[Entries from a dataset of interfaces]
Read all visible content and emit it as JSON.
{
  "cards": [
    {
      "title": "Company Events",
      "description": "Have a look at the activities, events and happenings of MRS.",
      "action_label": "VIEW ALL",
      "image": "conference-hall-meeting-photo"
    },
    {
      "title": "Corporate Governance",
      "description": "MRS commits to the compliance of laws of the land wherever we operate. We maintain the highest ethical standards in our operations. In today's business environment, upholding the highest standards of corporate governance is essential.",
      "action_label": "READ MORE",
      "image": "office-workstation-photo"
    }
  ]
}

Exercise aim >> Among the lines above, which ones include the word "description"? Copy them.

Solution for this task >>
      "description": "Have a look at the activities, events and happenings of MRS.",
      "description": "MRS commits to the compliance of laws of the land wherever we operate. We maintain the highest ethical standards in our operations. In today's business environment, upholding the highest standards of corporate governance is essential.",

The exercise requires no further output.